14 Feb Succession Planning
What would happen to your business if you, or one of your key employees, got hit by a bus?
A good friend of mine runs a successful business that employs about 20 staff. He is in his mid-50’s. Recently he was on holiday with his family when disaster struck. While out for a walk he had a massive heart attack. He was very lucky to survive.
My friend is married with young children and his heart attack, and the long recovery process, has placed him and his family in a crisis situation. And of course, that crisis extends to his business. Like lots of business owners, he has always been very hands on in his business. In addition, he has had difficulty finding staff over the last few years, which has added to his workload and to his stress levels.
He also lost a critical employee from the business about a year ago. There was no-one else in the business who could perform this role (apart from my friend, the business owner). They were so busy that there was no time to train someone else to do that role. So, my friend also took on this employee’s workload, on top of his own workload, which meant he was working additional hours at night and on weekends, to keep up.
It would be a dreadful situation to find yourself in and it could potentially be disastrous for your business. But you can minimise the damage of an event like this by having a succession plan.
A succession plan
A succession plan helps a business deal with a situation when a critical person (either the business owner, manager or employee) is seriously injured or leaves the business suddenly. In the world of Human Resources, there’s a common joke that we make about dealing with situations like these: “What would you do if Jane or Joe was hit by a bus?”.
This situation raises two questions:
• How do you replace yourself? (as the business owner) and
• How do you replace a critical employee?
There’s a few ways to go about putting a succession plan together. As a business owner, you need to think about who you would like to take over your business if you want to retire, or if something serious happens to you and puts you out of action indefinitely or permanently? It may be a family member, a business partner, an employee or an external buyer.
In terms of employees, you first need to identify the key roles needed to keep the business operating. If an employee in one of those key roles suddenly left (or was ill or injured for a long period of time), what skills does another person need to develop in order to step into that role? Some things to think about here are:
• the critical tasks the key employee performs for the business,
• the skills or experience needed for that role, and
• any specific knowledge about the business, its’ products or
services, and its customers.
Identify potential successors for key roles
Then you need to identify potential successors for each key role. You can then create a plan outlining your strategy for dealing with each of these scenarios.
It can be uncomfortable to have these conversations with staff. But it’s a great opportunity to talk through what the business would do if one of these people suddenly left, and ensure the business can continue with minimal impact.

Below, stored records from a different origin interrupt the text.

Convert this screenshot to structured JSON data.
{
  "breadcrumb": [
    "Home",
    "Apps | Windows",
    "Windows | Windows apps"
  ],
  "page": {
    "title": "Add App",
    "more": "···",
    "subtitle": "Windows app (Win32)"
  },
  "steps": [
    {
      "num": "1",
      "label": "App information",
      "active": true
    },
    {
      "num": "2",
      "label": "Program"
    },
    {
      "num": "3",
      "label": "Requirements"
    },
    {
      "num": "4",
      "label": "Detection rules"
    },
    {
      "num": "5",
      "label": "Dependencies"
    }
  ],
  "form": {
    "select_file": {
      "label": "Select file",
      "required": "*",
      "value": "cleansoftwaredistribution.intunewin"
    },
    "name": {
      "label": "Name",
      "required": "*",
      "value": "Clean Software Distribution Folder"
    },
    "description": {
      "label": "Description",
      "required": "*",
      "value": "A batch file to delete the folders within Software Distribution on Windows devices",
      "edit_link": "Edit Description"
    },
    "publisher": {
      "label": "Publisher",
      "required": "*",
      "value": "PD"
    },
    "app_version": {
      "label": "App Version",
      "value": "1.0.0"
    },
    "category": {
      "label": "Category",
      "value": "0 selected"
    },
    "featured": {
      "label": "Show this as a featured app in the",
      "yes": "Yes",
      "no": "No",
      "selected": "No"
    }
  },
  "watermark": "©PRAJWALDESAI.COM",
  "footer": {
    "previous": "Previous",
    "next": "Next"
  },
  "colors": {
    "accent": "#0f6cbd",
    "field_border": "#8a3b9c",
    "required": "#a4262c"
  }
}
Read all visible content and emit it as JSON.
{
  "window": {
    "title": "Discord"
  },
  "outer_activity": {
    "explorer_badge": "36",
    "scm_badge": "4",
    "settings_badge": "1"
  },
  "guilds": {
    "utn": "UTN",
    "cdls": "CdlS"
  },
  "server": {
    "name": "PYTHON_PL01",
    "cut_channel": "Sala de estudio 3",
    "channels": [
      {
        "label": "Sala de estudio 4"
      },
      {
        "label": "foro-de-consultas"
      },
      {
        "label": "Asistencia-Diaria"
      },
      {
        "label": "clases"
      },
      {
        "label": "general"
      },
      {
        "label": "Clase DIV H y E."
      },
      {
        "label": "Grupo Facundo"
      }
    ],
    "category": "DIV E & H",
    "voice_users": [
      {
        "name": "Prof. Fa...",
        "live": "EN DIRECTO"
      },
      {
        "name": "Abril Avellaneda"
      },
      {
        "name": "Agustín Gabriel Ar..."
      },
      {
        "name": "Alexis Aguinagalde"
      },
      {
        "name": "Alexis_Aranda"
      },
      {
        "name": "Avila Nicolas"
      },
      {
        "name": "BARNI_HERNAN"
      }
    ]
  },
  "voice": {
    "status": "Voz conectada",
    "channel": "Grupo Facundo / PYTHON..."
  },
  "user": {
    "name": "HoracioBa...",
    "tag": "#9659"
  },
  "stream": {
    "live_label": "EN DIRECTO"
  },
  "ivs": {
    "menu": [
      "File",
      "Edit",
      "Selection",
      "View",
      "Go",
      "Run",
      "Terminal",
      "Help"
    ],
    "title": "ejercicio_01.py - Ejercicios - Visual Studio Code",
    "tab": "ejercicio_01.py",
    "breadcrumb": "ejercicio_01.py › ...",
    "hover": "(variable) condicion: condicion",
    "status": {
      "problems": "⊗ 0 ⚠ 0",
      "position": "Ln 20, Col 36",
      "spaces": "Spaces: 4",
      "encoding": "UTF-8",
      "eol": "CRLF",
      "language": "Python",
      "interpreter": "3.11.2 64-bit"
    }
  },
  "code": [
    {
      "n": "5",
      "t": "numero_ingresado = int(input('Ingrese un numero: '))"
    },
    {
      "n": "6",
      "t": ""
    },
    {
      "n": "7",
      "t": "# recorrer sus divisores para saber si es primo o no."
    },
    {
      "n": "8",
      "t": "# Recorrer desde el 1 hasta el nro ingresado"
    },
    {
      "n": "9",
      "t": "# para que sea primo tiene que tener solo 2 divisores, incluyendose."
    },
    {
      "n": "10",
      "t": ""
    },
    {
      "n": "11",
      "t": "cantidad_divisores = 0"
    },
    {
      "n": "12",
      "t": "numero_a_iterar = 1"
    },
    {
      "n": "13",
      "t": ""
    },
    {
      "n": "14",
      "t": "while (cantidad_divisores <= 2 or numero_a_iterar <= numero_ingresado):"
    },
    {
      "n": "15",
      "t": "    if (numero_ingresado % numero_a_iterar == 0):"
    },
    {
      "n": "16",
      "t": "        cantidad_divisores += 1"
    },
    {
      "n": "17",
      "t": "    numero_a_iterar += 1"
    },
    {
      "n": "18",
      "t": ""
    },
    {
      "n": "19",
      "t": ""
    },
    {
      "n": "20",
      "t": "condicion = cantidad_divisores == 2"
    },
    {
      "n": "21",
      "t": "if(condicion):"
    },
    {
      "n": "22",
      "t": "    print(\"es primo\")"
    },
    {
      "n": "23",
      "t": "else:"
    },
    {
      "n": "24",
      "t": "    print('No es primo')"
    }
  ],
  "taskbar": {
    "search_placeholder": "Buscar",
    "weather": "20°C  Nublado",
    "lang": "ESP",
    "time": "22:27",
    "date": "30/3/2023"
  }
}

Training and Recruitment
Another thing that succession planning highlights is the importance of training and recruitment.
It’s important that you are not just training employees to perform the jobs they currently need to perform. You can support succession planning by ensuring that at least some employees learn critical tasks performed by others in the business. That way, if someone left the business suddenly, you’d have someone in line to perform those tasks, even if it is for the short-term while you found a replacement.
How you structure the positions in your business is also important. For example, you may have an assistant store manager learning the tasks of the store manager. Or, if your business is not large enough to have a store manager and an assistant manager, you might have an employee (such as a tyre fitter or mechanic), spending half a day a week assisting the store manager. This gives the employee the chance to learn other tasks, such as sales.
Of course, apprentices and trainees are always a good option. They can be trained for future roles. It’s an investment. You may see little benefit in the first few months of employing an inexperienced person in a trainee or apprentice role, but longer-term, that investment will pay off.
I’ve never liked the “ground hog day” experience of going into crisis mode, year after year, every time someone resigns from a position. There’s often an urgent scramble to recruit a replacement. It’s just smarter and makes better business sense to anticipate and plan for attrition, including the sudden loss of a key employee or manager. You can do that by developing a succession plan.
Review your plan regularly. As time passes circumstances may change and an up-to-date succession plan will ensure you’re always ready in the event you, or a key employee, leaves the business suddenly.
This item was first published in Tyre Business AUSTRALIA (Feb/Mar 2023)
John Girardi is a human resources consultant who runs Girardi Human
Resources. He works with a number of employers in the automotive industry to provide outsourced human resource support, including providing Fair Work advice, drafting employment contracts, performance management, management training, and recruitment.
If you need assistance with managing your staff or Human Resources do not hesitate to contact me.